London A low-cost, easy-to-use arsenic sensor to test drinking water and that could save many lives has been developed by researchers at University College London (UCL) and Imperial College London, with BBSRC funding through the government's industrial strategy.
Through industrial strategy funding, UCL and Imperial College London (ICL) have developed a small, sensitive and accurate sensor which produces an immediate measure of the arsenic level in the water, at the cost of less than $1 per test. This makes it suitable for testing multiple sites in rural areas in low and middle-income countries, where the problem of arsenic poisoning from contaminated drinking water is greatest, and potentially saving lives.
Reader in Microbiology at UCL Structural & Molecular Biology Dr. Joanne Santini had the idea of developing a sensor to detect arsenic in water when she discovered a microscopic organism that eats arsenic.
Follow-on funding and a CASE studentship from BBSRC allowed Dr. Santini and Professor Tony Cass, professor of chemical biology at ICL, whose work led to the development of the first electronic blood glucose monitor, to begin work on an arsenic sensor.
Developing commercial ideas and supporting spin-outs is crucial to the government's industrial strategy and Bio Nano consulting, a spin-out from UCL and ICL, has patented the sensor design and, using a smart award from innovating UK, created a prototype which it can produce in batches of up to 100.
Commenting on this game-changing product, Universities and Science Minister Sam Gyimah said: This sensor to detect harmful levels of water contamination will make a huge difference across developing nations, potentially saving millions of lives.
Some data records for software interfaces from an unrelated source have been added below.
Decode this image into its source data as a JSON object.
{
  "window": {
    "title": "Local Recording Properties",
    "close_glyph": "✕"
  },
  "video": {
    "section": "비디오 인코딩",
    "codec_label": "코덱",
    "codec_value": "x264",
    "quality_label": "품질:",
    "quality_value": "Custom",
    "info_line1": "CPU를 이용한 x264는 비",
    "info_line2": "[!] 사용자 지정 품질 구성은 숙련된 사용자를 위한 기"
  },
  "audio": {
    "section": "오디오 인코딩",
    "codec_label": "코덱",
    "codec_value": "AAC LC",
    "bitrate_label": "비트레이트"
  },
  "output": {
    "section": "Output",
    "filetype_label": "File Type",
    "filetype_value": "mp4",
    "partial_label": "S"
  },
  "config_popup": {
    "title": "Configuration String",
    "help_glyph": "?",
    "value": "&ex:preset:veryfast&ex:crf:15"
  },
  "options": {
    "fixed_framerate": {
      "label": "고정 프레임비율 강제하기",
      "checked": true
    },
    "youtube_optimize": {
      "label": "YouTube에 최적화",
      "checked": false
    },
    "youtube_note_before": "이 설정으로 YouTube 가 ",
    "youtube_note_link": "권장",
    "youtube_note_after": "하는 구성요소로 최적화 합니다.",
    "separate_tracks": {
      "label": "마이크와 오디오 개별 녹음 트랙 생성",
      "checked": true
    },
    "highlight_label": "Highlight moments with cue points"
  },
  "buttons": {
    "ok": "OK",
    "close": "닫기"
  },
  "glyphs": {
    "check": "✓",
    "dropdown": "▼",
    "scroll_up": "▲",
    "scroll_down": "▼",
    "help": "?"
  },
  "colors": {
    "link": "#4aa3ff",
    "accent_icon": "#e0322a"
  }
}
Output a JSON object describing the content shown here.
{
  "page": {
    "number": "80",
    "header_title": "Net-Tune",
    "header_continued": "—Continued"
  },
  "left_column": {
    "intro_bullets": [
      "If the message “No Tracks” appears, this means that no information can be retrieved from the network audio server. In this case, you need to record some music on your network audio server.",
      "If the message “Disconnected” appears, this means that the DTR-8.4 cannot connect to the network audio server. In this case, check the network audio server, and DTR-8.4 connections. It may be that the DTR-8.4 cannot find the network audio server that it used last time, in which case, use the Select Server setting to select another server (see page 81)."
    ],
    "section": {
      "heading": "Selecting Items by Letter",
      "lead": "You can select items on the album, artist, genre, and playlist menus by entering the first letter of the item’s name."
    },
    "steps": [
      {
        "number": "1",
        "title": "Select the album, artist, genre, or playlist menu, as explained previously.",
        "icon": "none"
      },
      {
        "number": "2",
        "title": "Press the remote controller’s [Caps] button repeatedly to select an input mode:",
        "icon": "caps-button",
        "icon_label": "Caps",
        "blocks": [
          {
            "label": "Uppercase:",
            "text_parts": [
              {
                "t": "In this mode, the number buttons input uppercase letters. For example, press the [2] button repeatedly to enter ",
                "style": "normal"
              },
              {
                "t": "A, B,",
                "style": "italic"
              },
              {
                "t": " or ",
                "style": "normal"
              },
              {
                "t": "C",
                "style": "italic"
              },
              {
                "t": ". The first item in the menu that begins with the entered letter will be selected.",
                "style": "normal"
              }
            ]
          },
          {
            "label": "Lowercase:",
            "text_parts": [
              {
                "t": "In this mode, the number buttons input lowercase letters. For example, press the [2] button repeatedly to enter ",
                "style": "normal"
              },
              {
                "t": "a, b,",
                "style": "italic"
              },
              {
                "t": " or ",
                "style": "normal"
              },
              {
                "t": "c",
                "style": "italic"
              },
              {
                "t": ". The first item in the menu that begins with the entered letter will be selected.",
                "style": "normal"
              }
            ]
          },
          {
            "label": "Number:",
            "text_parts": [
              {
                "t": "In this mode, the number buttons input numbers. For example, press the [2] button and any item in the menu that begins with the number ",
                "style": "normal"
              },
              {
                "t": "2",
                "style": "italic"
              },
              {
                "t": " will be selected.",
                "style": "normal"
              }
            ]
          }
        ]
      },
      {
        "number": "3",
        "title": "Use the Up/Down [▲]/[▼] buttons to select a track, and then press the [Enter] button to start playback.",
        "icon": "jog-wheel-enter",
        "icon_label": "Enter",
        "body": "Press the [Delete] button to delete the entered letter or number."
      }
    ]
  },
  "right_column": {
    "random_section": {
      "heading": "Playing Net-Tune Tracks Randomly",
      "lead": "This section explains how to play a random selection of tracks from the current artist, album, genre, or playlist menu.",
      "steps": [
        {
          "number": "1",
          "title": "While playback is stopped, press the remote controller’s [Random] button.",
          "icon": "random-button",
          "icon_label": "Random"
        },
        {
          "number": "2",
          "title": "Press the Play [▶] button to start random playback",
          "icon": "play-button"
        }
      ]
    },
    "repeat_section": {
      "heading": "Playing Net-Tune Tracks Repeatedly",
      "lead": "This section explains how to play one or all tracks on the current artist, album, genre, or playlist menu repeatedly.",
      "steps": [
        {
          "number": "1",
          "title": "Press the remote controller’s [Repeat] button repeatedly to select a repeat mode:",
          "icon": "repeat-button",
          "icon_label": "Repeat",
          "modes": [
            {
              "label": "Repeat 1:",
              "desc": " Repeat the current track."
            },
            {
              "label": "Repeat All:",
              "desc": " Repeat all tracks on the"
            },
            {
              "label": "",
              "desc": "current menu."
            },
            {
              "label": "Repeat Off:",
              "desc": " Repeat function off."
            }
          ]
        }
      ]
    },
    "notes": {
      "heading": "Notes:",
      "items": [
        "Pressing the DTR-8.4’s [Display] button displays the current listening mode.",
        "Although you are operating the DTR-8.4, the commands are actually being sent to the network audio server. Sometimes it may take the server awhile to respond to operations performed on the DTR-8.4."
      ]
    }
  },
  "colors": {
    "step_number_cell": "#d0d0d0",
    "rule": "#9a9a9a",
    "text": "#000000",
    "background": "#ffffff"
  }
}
Too many people are exposed to dangerous levels of arsenic and this product is a clear demonstration of our industrial strategy in action, creating the technology of tomorrow and supporting the high-value, high skilled jobs that will make Britain fit for the future.
For his part, Dr. David Sarphie, CEO of Bio Nano consulting, said: Arsenic contamination of water is a hugely important issue, and the technology hasn't existed to enable it to be addressed properly. We feel that a user-friendly, cheap and rapid test could be extremely beneficial regarding revolutionizing how the problem might be addressed.
This new sensor resembles the blood glucose meters used by people with diabetes. Once a drop of water hits the test strip, which is inserted into the sensor, it produces a digital reading of the arsenic level in one minute. This would allow it to be used by local people in rural areas in low and middle-income countries, where the problem of arsenic poisoning is greatest, and access to healthcare and technology is limited.
Currently available tests for arsenic need to either be carried out by scientists in a laboratory or using chemical test kits that produce toxic chemicals and take up to half an hour to give a result.
Dr. Sarphie continued: We were doing some early-stage field trials a few months ago in Bangladesh, and a lot of the villagers were actually pleading with us to come and measure their well because they had no idea how much arsenic was in their water.
Executive Director, Innovation at BBSRC Karen Lewis, said: BBSRC has supported researchers in their quest to develop a low-cost, easy-to-use device that can quickly test drinking water and help prevent arsenic poisoning from contaminated drinking water. It is exciting that spin-out company Bio Nano consulting is now performing field trials and researchers expect it to be on the market within three years.
The researchers expect it to be on the market within three years.
140 million people worldwide drink water containing unsafe levels of arsenic, according to the World Health Organisation. In one region of Bangladesh, one of the worst-affected countries, around 20 percent of all deaths are attributable to arsenic poisoning.
Source: International Islamic News Agency